    But the deposits reveal that 100 million years ago, this region boasted a lush river environment. Trees resembling evergreens grew alongside broad rivers somewhat narrower than the Mississippi, which teemed with turtles and 50-foot crocodiles. Overhead soared pterosaurs, reptiles with 15-foot wingspans, looking for carrion.

    Large, plant-eating land animals of the day included two types of duck-billed dinosaurs and two kinds of sauropods, the dinosaur family that includes the popularly known Brontosaurus.

    “It was pleasant times 100 million years ago, with forests and rivers and a lot of wildlife,” Sereno said.

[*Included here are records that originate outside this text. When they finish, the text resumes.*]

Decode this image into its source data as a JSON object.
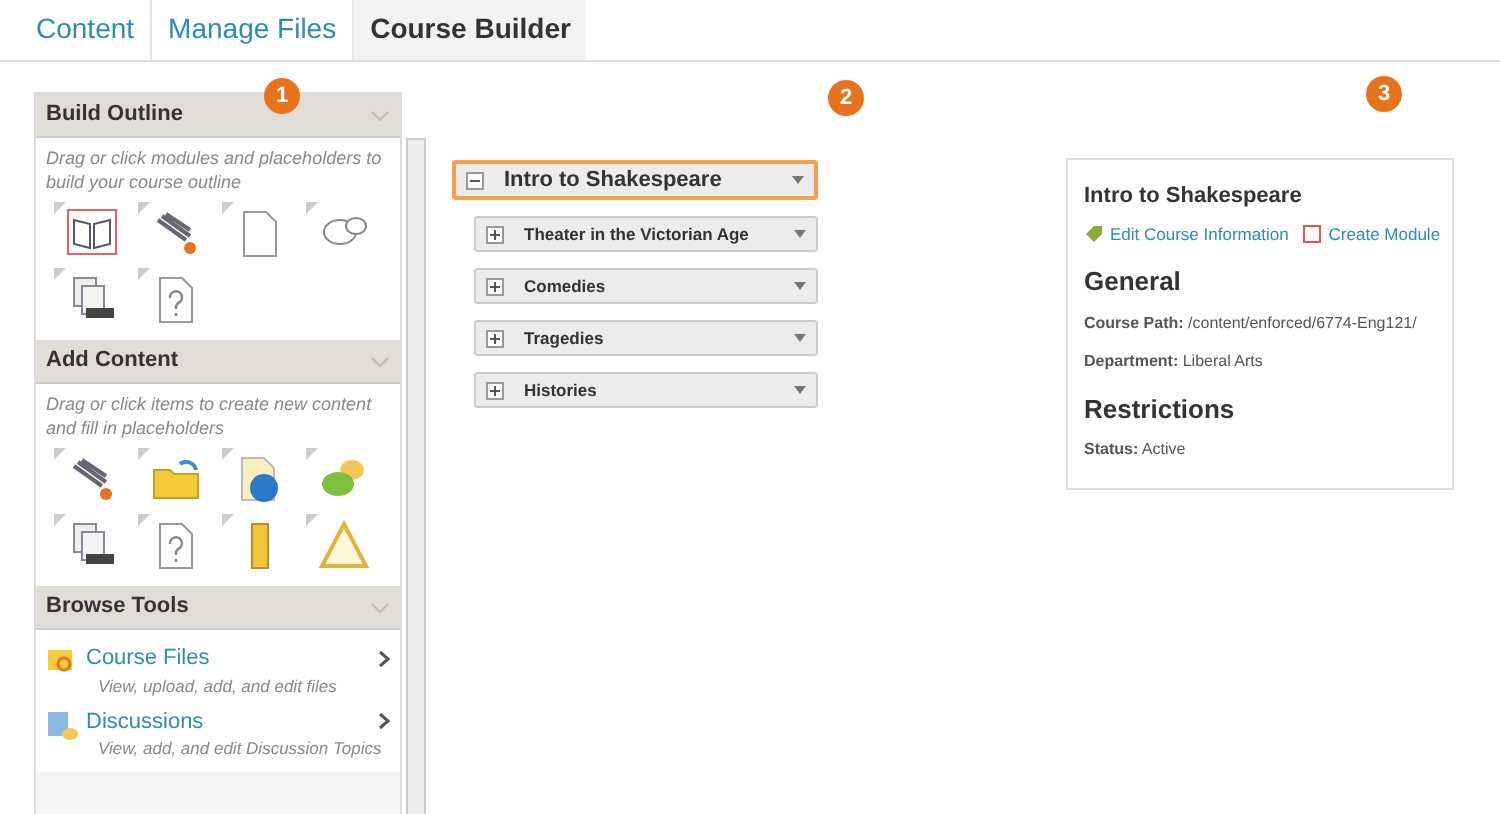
{
  "tabs": [
    {
      "label": "Content",
      "selected": false
    },
    {
      "label": "Manage Files",
      "selected": false
    },
    {
      "label": "Course Builder",
      "selected": true
    }
  ],
  "callouts": [
    "1",
    "2",
    "3"
  ],
  "sidebar": {
    "sections": [
      {
        "title": "Build Outline",
        "kind": "tiles",
        "description": "Drag or click modules and placeholders to build your course outline"
      },
      {
        "title": "Add Content",
        "kind": "tiles",
        "description": "Drag or click items to create new content and fill in placeholders"
      },
      {
        "title": "Browse Tools",
        "kind": "tools",
        "tools": [
          {
            "label": "Course Files",
            "description": "View, upload, add, and edit files"
          },
          {
            "label": "Discussions",
            "description": "View, add, and edit Discussion Topics"
          }
        ]
      }
    ]
  },
  "outline": {
    "title": "Intro to Shakespeare",
    "expanded": true,
    "selected": true,
    "children": [
      {
        "title": "Theater in the Victorian Age",
        "expanded": false,
        "selected": false
      },
      {
        "title": "Comedies",
        "expanded": false,
        "selected": false
      },
      {
        "title": "Tragedies",
        "expanded": false,
        "selected": false
      },
      {
        "title": "Histories",
        "expanded": false,
        "selected": false
      }
    ]
  },
  "details": {
    "title": "Intro to Shakespeare",
    "links": [
      "Edit Course Information",
      "Create Module"
    ],
    "sections": [
      {
        "heading": "General",
        "fields": [
          "**Course Path:** /content/enforced/6774-Eng121/",
          "**Department:** Liberal Arts"
        ]
      },
      {
        "heading": "Restrictions",
        "fields": [
          "**Status:** Active"
        ]
      }
    ]
  }
}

    The Suchomimus discovery came as a surprise because then, as now, large plant-eating animals far outnumbered large predators. And yet, North African sites of a similar age already had produced two, and possibly three, other large predators. These included Carcharodontosaurus, discovered by Sereno during his 1995 expedition to Morocco.

    Nevertheless, Sereno said, “We can say that Suchomimus dominated a large-bodied predator niche 100 million years ago in Africa.”

    The fish-eating adaptations of spinosaur anatomy could help explain the success of Suchomimus, wrote Holtz in his Science perspective article. “Perhaps these different enormous carnivores were capable of coexisting by exploiting different parts of the potential food supply, and in particular because spinosaurs had more immediate access to the freshwater part of the food web,” Holtz wrote.

    But there was still another surprise. Suchomimus more closely resembled its older, and probably somewhat smaller, spinosaur relative in England, Baryonyx, than its younger, larger cousin from Egypt, Spinosaurus.

    Given the geography of the dinosaur era, scientists would have expected Suchomimus to have a closer relationship with Spinosaurus.

    The earliest spinosaurs all would have lived on the huge continent of Pangea. But as geological forces slowly tore apart the continent into northern and southern halves, it seems more likely that Baryonyx would have evolved separately from Suchomimus and Spinosaurus.

    Now it appears Suchomimus had ancestors that were able to get across the Tethys seaway that separated Europe and Africa, possibly via a land bridge, Sereno said.

    “This finding will add significant information to the idea that there was traffic across the Tethys seaway during the Cretaceous Period,” he said. “We are trying to understand evolution in a fragmenting world.”

    An even better understanding of evolution during the Cretaceous could be in the offing. The Suchomimus remains represent only a small percentage of the fossils Sereno and his team recovered in Niger. Further analysis of the remains is underway.

    Expedition and laboratory work on Suchomimus was funded by the National Geographic Society, the David and Lucile Packard Foundation, the Pritzker Foundation and the Women’s Board of the University of Chicago.